If you are like me, the first question you are asking yourself right now is, "What the hell could have caused the offensive line to perform that poorly?"

Well I have a hunch. A couple hunches, actually.

The first of these hunches has to do with the new zone blocking scheme introduced by Juan Castillo prior to the season where the offensive line's goal is not to open a hole but rather to create movement on the defensive line. Why would any team want to do that, you ask? Well according to Wikipedia:

One of the simplest reasons many teams have incorporated zone blocking in their offenses is because zone blocking rules do not change based on the defensive front.

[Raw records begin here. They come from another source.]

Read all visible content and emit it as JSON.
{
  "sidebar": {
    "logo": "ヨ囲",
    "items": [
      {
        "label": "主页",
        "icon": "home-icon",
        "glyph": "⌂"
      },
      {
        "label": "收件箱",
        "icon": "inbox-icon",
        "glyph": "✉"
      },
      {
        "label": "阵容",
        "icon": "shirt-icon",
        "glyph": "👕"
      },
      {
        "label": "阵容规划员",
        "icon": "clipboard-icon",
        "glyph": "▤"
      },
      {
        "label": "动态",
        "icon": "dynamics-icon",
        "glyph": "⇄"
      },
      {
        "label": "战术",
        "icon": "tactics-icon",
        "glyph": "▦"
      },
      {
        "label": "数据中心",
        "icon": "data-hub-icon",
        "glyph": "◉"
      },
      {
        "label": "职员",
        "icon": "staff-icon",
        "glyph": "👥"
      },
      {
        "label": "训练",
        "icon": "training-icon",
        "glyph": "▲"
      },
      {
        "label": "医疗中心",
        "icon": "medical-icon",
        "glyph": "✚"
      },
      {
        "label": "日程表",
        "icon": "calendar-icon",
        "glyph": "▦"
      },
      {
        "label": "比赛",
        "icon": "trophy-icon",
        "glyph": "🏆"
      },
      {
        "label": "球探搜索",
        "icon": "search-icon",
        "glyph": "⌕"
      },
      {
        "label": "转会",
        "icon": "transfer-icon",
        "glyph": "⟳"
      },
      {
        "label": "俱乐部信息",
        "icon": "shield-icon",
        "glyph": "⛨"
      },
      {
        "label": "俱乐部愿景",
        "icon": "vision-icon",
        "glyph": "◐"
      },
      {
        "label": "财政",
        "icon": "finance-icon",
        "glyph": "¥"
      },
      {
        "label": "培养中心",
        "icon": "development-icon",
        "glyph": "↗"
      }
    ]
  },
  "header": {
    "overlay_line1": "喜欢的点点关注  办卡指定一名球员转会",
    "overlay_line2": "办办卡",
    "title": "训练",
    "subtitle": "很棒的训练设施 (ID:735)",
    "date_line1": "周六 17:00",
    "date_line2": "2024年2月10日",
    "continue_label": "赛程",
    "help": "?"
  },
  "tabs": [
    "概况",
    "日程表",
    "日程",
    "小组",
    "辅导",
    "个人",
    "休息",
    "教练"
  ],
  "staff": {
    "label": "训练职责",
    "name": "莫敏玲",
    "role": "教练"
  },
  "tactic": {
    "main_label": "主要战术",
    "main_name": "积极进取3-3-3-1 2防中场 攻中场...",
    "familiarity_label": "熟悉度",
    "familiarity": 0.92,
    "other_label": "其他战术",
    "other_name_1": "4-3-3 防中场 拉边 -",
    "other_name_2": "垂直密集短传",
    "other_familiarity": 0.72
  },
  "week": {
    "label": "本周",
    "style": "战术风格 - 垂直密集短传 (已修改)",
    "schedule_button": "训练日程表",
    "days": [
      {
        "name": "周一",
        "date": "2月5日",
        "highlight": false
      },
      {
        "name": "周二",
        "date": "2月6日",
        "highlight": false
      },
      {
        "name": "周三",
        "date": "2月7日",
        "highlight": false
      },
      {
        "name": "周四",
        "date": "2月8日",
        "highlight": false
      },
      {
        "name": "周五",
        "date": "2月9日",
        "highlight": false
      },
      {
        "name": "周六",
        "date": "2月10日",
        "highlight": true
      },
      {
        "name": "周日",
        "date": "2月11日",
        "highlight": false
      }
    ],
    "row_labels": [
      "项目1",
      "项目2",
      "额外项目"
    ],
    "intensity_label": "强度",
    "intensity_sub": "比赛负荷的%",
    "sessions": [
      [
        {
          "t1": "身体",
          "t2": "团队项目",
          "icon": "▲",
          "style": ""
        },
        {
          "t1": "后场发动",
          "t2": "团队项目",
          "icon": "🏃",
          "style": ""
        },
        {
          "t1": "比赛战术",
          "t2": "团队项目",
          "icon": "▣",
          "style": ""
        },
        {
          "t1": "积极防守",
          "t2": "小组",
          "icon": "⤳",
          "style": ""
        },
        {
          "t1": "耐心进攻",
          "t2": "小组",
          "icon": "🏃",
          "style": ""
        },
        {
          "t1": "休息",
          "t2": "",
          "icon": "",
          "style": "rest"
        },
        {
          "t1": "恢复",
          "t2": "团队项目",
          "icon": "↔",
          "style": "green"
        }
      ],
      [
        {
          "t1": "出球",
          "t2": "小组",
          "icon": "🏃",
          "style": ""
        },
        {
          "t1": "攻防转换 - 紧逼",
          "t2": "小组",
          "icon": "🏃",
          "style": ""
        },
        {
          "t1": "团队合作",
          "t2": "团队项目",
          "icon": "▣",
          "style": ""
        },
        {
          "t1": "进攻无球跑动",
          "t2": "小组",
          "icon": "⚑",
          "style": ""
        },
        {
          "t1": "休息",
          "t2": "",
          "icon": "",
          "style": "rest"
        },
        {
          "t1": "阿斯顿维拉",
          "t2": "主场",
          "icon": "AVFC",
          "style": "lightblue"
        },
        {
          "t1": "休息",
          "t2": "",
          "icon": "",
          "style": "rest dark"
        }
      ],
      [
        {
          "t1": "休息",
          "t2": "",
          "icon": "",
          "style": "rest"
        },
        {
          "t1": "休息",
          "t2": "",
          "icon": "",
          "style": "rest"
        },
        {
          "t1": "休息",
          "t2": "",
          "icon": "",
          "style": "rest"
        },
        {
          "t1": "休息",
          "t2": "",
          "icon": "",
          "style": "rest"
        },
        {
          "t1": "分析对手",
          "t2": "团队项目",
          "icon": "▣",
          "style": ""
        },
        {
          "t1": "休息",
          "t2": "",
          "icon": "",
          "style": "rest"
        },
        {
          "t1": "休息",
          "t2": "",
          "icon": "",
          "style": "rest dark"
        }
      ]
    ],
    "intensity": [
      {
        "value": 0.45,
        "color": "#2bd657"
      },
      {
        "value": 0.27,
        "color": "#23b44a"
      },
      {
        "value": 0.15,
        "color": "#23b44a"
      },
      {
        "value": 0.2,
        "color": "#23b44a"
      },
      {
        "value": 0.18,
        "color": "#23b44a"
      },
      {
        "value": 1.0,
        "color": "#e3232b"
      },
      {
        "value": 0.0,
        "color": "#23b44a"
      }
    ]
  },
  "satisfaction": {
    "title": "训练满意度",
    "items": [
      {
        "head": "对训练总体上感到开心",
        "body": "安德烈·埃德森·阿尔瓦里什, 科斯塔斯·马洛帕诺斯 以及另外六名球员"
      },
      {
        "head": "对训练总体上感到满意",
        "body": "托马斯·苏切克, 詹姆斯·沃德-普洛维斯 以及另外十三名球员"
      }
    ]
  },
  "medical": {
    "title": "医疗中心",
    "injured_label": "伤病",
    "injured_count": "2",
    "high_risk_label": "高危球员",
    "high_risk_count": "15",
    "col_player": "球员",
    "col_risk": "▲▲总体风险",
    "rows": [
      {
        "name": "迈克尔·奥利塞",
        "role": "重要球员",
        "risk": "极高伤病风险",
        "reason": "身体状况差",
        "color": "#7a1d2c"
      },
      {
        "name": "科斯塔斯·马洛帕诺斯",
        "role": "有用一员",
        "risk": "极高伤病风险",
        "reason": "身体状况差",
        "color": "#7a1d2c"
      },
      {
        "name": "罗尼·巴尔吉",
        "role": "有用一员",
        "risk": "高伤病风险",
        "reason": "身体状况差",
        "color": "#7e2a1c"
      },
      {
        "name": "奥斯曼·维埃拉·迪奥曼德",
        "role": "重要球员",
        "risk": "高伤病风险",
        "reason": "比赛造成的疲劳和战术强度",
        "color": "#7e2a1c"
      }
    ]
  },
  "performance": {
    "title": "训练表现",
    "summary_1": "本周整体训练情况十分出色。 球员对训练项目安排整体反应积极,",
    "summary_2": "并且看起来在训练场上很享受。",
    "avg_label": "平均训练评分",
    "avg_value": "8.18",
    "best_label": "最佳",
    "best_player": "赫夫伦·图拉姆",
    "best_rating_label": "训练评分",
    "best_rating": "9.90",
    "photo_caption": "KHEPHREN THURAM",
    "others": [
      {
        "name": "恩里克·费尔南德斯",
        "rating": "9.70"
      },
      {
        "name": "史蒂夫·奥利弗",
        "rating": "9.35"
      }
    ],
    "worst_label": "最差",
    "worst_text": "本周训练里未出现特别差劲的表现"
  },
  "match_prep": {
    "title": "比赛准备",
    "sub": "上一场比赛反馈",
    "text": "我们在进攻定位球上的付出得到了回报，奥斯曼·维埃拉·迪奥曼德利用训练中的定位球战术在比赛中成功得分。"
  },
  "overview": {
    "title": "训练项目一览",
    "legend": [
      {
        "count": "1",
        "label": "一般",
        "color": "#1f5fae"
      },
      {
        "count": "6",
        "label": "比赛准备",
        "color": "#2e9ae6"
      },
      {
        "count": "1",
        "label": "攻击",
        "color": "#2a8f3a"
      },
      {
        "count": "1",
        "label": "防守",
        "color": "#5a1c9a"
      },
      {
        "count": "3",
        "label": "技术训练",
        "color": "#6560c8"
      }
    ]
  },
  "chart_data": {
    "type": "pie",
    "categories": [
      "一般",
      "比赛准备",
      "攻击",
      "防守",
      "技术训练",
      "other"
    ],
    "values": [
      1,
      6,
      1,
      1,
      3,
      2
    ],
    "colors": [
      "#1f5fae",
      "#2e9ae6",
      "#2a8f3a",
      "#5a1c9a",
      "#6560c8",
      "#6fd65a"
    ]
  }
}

In a "man block" system, blockers are paired with defenders according to certain rules to create a running lane. If the defensive front changes, or if the defense stunts or blitzes, the blocking rules may change. This requires learning multiple rules for the same play. Zone blocking uses very consistent rules that do not change according to the defensive front.

Now I don't know too much about zone blocking other than it results in a lot of defensive linemen being double-teamed at the point of attack which uh... I don't know...hmm....frees up other defensive lineman to um.... GET IN THE BACKFIELD?! This could most obviously be seen with running plays where Ray Rice/Bernard Pierce were stopped almost immediately, resulting in a loss of yardage or gain of just one or two yards. A common occurrence, to say the least.

My other hunch is that the offensive line was simply too ravaged to perform in a way that even remotely resembled a line that had any business being in the NFL.

Prior to the commencement of the 2013 regular season the Ravens suffered a huge loss with the retirement of Matt Birk, who was a stalwart for the offensive line year after year, leaving the center responsibilities to A.Q. Shipley and Gino Gradkowski. Who? Exactly.

Then, a few weeks into the season, starting guard Kelechi Osemele was sidelined with a season-ending back injury which resulted in both of your "who?"s being named starters. Combine those two losses with the horrendous play of Michael Oher and Bryant McKinnie (who was later replaced by Eugene Monroe) and you have one of the worst offensive lines in football. Period.

In retrospect, it was probably a combination of both of these factors. Whenever you take a bunch of young, new guys and teach them a blocking scheme that they probably aren't used to, you are just asking for a mess. And that's just what the Baltimore Ravens got in 2013.

Regardless of the cause, the Ravens offensive line was just that this season: Offensive.